87% of members of the National Baptist Convention vote Democrat, most Mormons vote Republican, and Catholics are politically divided. Those are some of the insights gleaned from a survey of US religious groups and their political affiliations conducted by the Pew Research Center.
Mormons are the most Republican-leaning group, and historically black Protestant denominations like the African Methodist Episcopal Church and National Baptist Convention are the most reliably Democratic. 64% of Jews and 62% of Muslims in this survey said they are Democrats.

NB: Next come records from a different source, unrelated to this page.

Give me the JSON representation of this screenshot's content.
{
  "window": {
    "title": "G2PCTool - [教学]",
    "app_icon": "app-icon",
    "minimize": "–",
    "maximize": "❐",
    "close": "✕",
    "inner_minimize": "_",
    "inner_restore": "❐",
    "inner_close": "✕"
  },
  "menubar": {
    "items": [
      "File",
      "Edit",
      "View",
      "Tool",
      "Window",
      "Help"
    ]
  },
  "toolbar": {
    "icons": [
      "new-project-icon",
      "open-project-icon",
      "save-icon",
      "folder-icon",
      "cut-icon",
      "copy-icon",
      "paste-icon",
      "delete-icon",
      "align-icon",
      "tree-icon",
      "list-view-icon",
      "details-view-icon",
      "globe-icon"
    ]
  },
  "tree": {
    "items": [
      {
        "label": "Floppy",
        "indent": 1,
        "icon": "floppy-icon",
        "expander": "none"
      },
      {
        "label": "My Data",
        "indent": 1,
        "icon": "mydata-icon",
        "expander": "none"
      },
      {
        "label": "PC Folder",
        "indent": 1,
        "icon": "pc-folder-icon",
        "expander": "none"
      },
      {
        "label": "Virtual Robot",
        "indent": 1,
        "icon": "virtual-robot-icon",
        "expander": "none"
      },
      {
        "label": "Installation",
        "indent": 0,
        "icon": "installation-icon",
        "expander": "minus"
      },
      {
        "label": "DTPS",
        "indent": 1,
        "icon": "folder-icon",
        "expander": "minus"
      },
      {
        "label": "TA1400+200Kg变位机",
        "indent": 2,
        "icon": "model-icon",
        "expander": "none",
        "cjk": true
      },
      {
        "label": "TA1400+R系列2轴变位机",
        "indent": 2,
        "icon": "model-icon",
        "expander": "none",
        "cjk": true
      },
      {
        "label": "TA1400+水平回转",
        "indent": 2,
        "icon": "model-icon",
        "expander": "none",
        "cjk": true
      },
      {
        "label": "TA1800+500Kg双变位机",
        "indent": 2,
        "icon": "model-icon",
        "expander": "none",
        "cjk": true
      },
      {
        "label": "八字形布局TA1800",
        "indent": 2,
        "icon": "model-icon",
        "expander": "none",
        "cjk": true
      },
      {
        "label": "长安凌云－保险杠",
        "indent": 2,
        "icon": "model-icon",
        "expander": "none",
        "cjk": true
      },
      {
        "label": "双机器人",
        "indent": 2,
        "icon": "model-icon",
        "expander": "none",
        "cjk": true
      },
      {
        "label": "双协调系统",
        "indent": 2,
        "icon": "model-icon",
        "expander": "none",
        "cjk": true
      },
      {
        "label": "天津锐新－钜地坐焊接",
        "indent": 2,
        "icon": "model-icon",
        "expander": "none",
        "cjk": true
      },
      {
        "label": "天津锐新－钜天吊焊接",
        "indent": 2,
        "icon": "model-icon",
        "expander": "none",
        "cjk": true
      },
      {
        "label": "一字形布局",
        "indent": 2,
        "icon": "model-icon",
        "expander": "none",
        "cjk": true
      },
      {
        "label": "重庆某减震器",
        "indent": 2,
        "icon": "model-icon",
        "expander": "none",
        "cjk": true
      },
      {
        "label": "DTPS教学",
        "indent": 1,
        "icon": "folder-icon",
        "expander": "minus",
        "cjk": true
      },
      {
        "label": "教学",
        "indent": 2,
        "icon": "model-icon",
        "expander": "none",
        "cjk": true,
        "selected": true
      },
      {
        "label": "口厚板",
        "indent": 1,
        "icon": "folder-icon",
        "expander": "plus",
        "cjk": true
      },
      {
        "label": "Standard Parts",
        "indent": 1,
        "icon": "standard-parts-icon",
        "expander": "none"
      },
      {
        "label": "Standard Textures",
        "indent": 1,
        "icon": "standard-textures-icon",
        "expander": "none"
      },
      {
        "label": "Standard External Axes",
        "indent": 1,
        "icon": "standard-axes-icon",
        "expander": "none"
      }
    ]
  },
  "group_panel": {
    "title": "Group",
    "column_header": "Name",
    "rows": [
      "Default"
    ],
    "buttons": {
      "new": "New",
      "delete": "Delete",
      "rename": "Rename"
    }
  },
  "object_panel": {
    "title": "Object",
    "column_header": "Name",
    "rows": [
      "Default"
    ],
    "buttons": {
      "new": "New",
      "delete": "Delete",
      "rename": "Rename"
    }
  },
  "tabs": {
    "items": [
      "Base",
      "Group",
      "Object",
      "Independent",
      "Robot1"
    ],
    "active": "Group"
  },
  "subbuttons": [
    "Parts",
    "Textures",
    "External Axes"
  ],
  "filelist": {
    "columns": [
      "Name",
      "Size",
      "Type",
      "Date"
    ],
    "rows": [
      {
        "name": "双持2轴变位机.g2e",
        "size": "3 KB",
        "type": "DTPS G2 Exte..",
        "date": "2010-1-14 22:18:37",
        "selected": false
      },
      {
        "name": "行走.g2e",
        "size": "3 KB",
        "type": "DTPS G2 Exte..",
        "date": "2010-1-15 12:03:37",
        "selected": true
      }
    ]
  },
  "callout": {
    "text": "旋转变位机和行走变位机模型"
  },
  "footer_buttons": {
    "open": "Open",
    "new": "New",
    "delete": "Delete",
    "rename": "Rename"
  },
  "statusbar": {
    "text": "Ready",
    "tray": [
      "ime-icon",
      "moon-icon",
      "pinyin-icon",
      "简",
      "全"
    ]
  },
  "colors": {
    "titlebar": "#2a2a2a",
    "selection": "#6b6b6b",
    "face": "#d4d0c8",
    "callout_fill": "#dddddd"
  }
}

Interestingly, while most Buddhists lean Democratic, 16% lean Republican.
Three subsets of non-religious people are accounted for in the survey as well: atheists, agnostics, and those who say their religion is “nothing in particular.” All three of these groups lean Democratic as well.
The findings reflect similarities to exit poll data from the 2012 presidential election, where 95% of black Protestants said they voted for Democrat Barack Obama, while 78% of Mormons said they voted for Republican Mitt Romney.
And while all this remains predictable, it’s a mystery how religious belief will factor into this very unpredictable election year.
These findings were culled from the PEW Research Trust’s “Religious Landscape Survey” from 2014. The survey was conducted “among a nationally representative sample of 35,071 adults interviewed by telephone, on both cellphones and landlines, from June 4-Sept. 30, 2014,” explains their website.
You can further explore the relationship between religious affiliations and political beliefs of each group using the PEW Research Center’s interactive database.